- Ensure that both, Default and Anonymous Access level are set to "reader". In order to use a plugin as design provider it must be "readable" for everyone.
- Choose all other settings in the design configuration, having in mind that these settings will be enforced on all design consumer apps
As authentication source
Installed plugins may be used as authentication sources. This is actually the same as using a Content store for authentication, only that this time it is no complete web app holding the user/group data but a plugin app and its content store. Authentication data like user and group definition documents are stored in the content store of the plugin and read from there to validate authentication requests.
Generally you need to prepare your plugin for being an authentication source just like a content store. See Structure of an authentication content store for details.
As a special step you need to declare the root documents for users and groups and all other settings via Integrated configuration. When using a plugin as authentication source there is no way to configure this settings, so the plugin itself needs to know its necessary settings.
Ensure the following settings in design configuration:
- In Tab "Plugin Configuration"

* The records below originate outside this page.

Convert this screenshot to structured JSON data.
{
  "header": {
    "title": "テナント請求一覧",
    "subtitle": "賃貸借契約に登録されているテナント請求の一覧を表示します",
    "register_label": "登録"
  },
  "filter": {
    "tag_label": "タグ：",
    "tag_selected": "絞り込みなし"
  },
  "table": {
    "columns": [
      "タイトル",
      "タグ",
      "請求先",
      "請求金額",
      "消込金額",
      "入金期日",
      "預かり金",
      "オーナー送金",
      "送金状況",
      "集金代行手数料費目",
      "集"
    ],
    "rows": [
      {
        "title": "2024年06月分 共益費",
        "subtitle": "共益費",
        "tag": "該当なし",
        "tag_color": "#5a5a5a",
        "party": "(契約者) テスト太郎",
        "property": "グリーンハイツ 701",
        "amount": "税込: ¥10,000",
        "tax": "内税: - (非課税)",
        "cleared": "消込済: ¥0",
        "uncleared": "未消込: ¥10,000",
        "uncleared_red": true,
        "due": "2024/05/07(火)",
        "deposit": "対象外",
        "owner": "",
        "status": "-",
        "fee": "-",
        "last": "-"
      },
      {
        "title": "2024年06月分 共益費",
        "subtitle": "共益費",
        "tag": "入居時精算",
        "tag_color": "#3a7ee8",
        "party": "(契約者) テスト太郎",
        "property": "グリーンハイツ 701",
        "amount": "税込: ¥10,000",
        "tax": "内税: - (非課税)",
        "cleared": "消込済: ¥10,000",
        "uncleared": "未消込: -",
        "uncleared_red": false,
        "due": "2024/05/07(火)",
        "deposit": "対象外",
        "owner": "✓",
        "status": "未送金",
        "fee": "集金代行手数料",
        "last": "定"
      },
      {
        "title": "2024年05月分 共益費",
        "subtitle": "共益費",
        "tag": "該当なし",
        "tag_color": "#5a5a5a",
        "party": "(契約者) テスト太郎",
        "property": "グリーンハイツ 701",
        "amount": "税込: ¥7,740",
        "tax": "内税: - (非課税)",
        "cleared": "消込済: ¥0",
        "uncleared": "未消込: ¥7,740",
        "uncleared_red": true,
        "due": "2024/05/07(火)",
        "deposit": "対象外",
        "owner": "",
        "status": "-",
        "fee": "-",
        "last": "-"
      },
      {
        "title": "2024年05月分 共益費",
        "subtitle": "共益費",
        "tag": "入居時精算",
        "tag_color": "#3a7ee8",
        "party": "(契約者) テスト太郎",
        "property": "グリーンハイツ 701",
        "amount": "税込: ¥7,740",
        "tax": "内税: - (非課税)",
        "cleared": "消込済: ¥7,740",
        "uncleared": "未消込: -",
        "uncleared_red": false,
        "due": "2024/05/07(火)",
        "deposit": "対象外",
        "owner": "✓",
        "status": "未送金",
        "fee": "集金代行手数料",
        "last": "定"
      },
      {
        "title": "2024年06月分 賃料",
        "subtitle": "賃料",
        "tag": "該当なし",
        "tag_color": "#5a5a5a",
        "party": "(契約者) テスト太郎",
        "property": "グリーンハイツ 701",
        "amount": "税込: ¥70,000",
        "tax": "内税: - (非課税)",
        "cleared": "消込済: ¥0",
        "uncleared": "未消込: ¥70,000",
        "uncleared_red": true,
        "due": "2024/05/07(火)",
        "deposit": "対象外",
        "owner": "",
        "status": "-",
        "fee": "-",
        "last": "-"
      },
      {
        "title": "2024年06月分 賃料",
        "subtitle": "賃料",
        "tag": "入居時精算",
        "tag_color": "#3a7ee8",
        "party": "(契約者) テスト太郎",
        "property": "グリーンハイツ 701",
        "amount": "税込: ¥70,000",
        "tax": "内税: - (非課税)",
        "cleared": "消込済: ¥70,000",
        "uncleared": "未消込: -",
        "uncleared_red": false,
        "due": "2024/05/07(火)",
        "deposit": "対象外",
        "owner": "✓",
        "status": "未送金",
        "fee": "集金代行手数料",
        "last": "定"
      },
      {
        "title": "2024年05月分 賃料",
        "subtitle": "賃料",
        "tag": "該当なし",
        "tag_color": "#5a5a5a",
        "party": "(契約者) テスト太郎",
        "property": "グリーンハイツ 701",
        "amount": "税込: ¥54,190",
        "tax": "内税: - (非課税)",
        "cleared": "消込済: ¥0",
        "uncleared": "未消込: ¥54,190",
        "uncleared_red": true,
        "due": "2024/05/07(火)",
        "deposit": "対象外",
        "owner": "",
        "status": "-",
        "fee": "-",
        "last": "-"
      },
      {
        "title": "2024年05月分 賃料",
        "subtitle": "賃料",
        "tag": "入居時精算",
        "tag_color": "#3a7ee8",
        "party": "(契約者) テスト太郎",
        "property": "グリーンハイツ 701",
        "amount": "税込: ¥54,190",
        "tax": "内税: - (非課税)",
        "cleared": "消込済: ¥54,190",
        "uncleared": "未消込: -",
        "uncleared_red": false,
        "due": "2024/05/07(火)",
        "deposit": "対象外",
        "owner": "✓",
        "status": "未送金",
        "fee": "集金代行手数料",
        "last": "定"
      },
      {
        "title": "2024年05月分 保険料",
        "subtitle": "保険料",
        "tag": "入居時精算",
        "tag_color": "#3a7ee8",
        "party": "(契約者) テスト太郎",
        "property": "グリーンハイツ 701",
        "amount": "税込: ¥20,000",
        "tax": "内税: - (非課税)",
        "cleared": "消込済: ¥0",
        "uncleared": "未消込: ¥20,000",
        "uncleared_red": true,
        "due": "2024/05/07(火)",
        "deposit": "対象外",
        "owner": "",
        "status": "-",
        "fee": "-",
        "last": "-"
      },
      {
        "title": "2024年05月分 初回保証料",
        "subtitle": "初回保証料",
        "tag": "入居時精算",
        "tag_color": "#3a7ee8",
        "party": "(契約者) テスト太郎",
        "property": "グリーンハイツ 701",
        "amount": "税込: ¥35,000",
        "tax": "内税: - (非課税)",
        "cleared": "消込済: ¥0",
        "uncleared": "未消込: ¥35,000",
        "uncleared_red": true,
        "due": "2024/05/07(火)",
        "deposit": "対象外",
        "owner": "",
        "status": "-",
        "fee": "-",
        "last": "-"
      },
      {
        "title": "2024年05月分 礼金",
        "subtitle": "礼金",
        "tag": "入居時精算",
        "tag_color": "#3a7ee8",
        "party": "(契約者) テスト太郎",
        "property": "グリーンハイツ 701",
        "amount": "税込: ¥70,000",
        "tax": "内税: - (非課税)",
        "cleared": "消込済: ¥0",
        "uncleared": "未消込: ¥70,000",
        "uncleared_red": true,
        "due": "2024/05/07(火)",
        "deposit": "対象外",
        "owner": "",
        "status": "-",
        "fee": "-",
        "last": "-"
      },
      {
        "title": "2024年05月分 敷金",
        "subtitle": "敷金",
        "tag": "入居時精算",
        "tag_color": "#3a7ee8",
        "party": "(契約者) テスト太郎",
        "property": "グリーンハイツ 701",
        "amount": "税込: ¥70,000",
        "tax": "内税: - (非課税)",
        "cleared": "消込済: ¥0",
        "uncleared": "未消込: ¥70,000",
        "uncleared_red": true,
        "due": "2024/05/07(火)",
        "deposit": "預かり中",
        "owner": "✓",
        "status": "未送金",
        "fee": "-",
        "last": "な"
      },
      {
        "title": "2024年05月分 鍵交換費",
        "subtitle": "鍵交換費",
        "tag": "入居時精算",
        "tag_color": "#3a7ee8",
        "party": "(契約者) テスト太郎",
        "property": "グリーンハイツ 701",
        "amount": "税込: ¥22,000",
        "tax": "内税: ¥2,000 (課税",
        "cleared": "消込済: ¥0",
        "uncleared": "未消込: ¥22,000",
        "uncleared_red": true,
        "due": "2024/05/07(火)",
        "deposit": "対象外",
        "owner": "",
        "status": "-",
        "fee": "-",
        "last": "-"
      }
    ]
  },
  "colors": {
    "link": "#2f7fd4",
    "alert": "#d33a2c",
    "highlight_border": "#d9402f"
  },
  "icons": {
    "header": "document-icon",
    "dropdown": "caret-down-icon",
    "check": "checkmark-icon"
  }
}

- Under "Usage" check the checkbox "Authentication Source"
- If your plugin has mixed usage and should also be available as web application (for example to provide managing access to defined users and groups) then you could now also change the "Authentication source" to "Myself", so the plugin web application uses itself as authentication source for web access.
As provider of any resource
Instead of using a plugin like a regular app or in one of the predefined usage scenarios plugins also may choose to only provide any resource to the rest of the system. This may be WebTML/Script modules, files in file containers, a TMLScript global or any of the resources described in Extending OpenWGA.
Mostly these are resources used for programming other OpenWGA designs. They provide a special functionality that is often used in OpenWGA development, like the implementation of a frequently used task or a UI interface library. Many default plugins of OpenWGA fall into this category, like the "WGA Application Framework", the "Application UI Interface Library".
At other times these plugins are extending the core capabilities of OpenWGA, like giving access to additional data sources, allowing the usage of additional authentication backends or add additional services. The "OpenWGA Enterprise Plugin" is such a plugin which adds the functionality of the OpenWGA Enterprise Edition, but also the "OpenWGA Web Services XFire Server", which adds the SOAP web service to the OpenWGA runtime..
Plugins may mixup any of the usages described above. There is no need to restrict to only one usage.
For example: A plugin for use as an authentication source might also be published as a web application, which allows the management of the user and group documents inside the plugin content store. Or: A design provider plugin may additionally register additional resources, like a new WebTML encoder which is used inside its design.
Another interesting example is the "OpenWGA Wiki Design" plugin. While it is a design provider for using OpenWGA web applications as Wikis it also is a web application itself, providing the Wiki online help. Both usage cases use the same Wiki design, but while the first may use any data entered by users the second will provide the contents of the plugin content store, which contains the help also in Wiki design.